The evening of July 14 was to have been a joyous one for Brian Chin, 27, and his buddies. Chin had become a new father nine days earlier, and they had met in a Koreatown bar to celebrate.
But, within hours, the celebration turned into a nightmare.
Chin was stabbed to death in the parking lot of trendy Chapman Plaza, at Alexandria Avenue and 6th Street, shortly before 2 a.m. on July 15. Earlier in the evening, Chin, a 6-footer with an athletic build, had tried to stop an altercation between a friend and a group of rowdy young Asians who had confronted them inside Blink, a popular nightclub at Brown Derby Plaza on Wilshire Boulevard.
"The sadness and pain I feel is indescribable," said Royce Chin, Brian's older brother, who lives in San Diego. "They stabbed Brian, in the back and front, more than 16 times. All I see when I close my eyes now is my brother being stabbed over and over again, and what his last thoughts may have been. Probably of his newborn son, and the family he would leave behind."
On Friday, Chin's family and many friends from throughout California gathered at International Christian Center Church in San Jose for a memorial service. Today, after a 9:30 a.m. funeral service at Lima Family Sunnyvale Mortuary in Sunnyvale, Chin will be buried next to his father -- the Rev. Won S. Chin, who died 10 weeks ago -- at Gate of Heaven Cemetery in Los Altos.
Authorities said about nine Asian males followed Chin's party after they left the bar. The assailants, all described as being between 19 and 23, sprayed mace to immobilize several of them, then attacked Chin with knives, police said.
The Los Angeles Police Department's Asian Gang Unit is investigating the case, but no one has been arrested. Police are asking for the public's help in solving the homicide.
The killing of Brian Chin has created considerable discussion in the state's large Korean American community and on the Internet, where his friends have posted e-mails and pleas for donations to help with funeral expenses. A graduate of Cal State Long Beach, Chin had worked for Hallmark Cards Inc. in San Jose for 11 months, one month shy of qualifying for life insurance, Royce Chin said.
Friends remember Brian, who moved to San Jose three years ago from Long Beach to help his mother care for his ailing father, as a loyal friend with a gentle heart.
Underneath his "big, tough-looking guy" exterior was a kind soul who never forgot people who had been kind to him, said Eugene Choi, a childhood friend.
Chin always went out of his way to help his friends, Choi said. He believes that's what happened when Chin intervened to break up a fight that fateful night.
Chin's demise is especially wrenching for his family and friends because he had seen his son for the first time only two days before he was stabbed. He and the mother were unmarried and lived apart, Chin in San Jose and she in Los Angeles.
On July 13, Chin, his mother, a younger brother and a sister drove from San Jose to see the baby and the mother. The couple planned to wed.

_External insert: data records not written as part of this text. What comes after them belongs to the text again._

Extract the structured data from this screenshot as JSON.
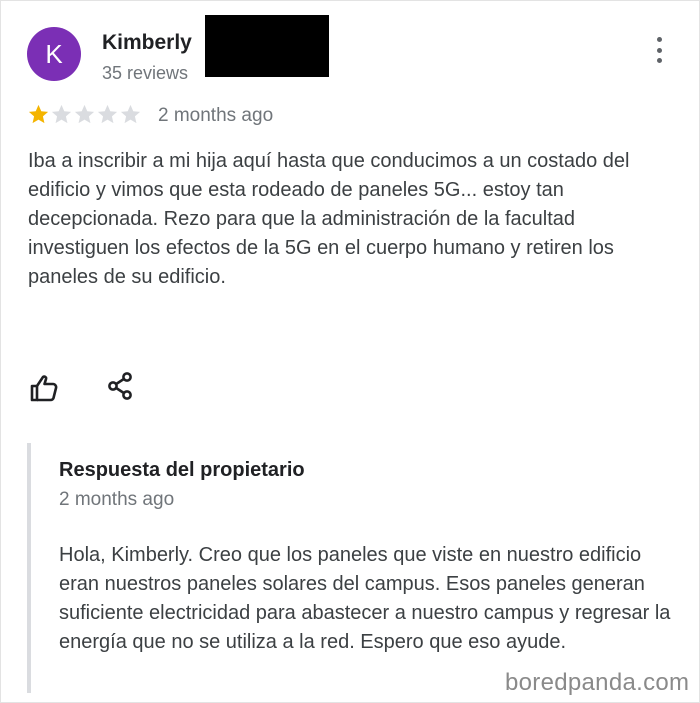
{
  "review": {
    "avatar_letter": "K",
    "avatar_color": "#7b2fb5",
    "author_name": "Kimberly",
    "author_meta": "35 reviews",
    "rating": 1,
    "rating_max": 5,
    "time": "2 months ago",
    "text": "Iba a inscribir a mi hija aquí hasta que conducimos a un costado del edificio y vimos que esta rodeado de paneles 5G... estoy tan decepcionada. Rezo para que la administración de la facultad investiguen los efectos de la 5G en el cuerpo humano y retiren los paneles de su edificio."
  },
  "actions": {
    "like_icon": "thumbs-up-icon",
    "share_icon": "share-icon",
    "more_icon": "more-vert-icon"
  },
  "owner_response": {
    "title": "Respuesta del propietario",
    "time": "2 months ago",
    "text": "Hola, Kimberly. Creo que los paneles que viste en nuestro edificio eran nuestros paneles solares del campus. Esos paneles generan suficiente electricidad para abastecer a nuestro campus y regresar la energía que no se utiliza a la red. Espero que eso ayude."
  },
  "watermark": "boredpanda.com",
  "colors": {
    "star_filled": "#f4b400",
    "star_empty": "#dadce0"
  }
}
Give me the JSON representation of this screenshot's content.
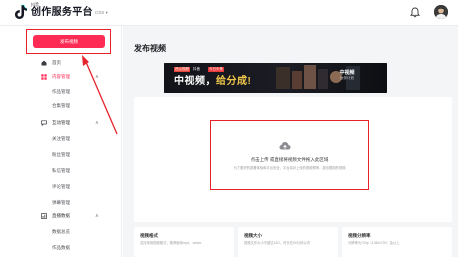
{
  "header": {
    "brand_small": "抖音",
    "brand_title": "创作服务平台",
    "brand_sub": "CSS ▾",
    "notification_icon": "bell-icon",
    "avatar_icon": "user-avatar"
  },
  "sidebar": {
    "publish_label": "发布视频",
    "items": [
      {
        "label": "首页",
        "icon": "home-icon"
      },
      {
        "label": "内容管理",
        "icon": "grid-icon",
        "active": true,
        "chevron": "∧"
      },
      {
        "label": "作品管理"
      },
      {
        "label": "合集管理"
      },
      {
        "label": "互动管理",
        "icon": "chat-icon",
        "chevron": "∧"
      },
      {
        "label": "关注管理"
      },
      {
        "label": "粉丝管理"
      },
      {
        "label": "私信管理"
      },
      {
        "label": "评论管理"
      },
      {
        "label": "弹幕管理"
      },
      {
        "label": "直播数据",
        "icon": "chart-icon",
        "chevron": "∧"
      },
      {
        "label": "数据总览"
      },
      {
        "label": "作品数据"
      }
    ]
  },
  "main": {
    "page_title": "发布视频",
    "banner": {
      "tags": [
        "西瓜视频",
        "抖音",
        "今日头条"
      ],
      "headline_a": "中视频，",
      "headline_b": "给分成!",
      "brand": "中视频",
      "brand_sub": "伙伴计划"
    },
    "upload": {
      "title": "点击上传 或直接将视频文件拖入此区域",
      "subtitle": "为了更好的观看体验和平台安全，平台将对上传的视频预审，超出限制的视频"
    },
    "info_cards": [
      {
        "title": "视频格式",
        "desc": "支持常用视频格式，推荐使用mp4、webm"
      },
      {
        "title": "视频大小",
        "desc": "视频文件大小不超过16G，时长在60分钟以内"
      },
      {
        "title": "视频分辨率",
        "desc": "分辨率为720p（1280x720）及以上"
      }
    ]
  },
  "colors": {
    "accent": "#fe2c55",
    "annotation_red": "#e6232c",
    "banner_bg": "#0f1015",
    "banner_accent": "#f2c84b"
  }
}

For a pastor's son, fathering a child outside of marriage had been difficult news to break. He didn't mention it until just two weeks before the baby was born, said his mother, Grace Chin.
"I was shocked, but I remained calm and told Brian, 'I congratulate you. I want to bless the baby as he is a gift from God,' " she recounted. "I also told him it happened in a wrong sequence, so I suggested that he marry the baby's mother."
She said she draws comfort from her faith that her husband and son are "with the Lord" and that they will all be reunited someday.
And she said she believes that in all things, God works for the good of those who love him and have been called according to his purpose. Already, she said, she has seen signs. "Brian's friends, who grew up in the church with him but had moved away from it, are returning and praying," Grace Chin said.
"Our compassion goes out to all who suffer as a result of this senseless killing," said the Rev. Charles G. Robertson Jr., pastor of Wilshire Presbyterian Church in Koreatown.
"We also appeal to the larger community to help change the circumstances that have led to Brian's death," said Robertson, who started the Wilshire Center/Koreatown Alcohol Abatement Coalition, a community group.
Chin's death underscores the need to ensure strict adherence to the conditions under which Koreatown's restaurants, nightclubs and karaoke clubs operate, he said, including providing adequate security to prevent violence.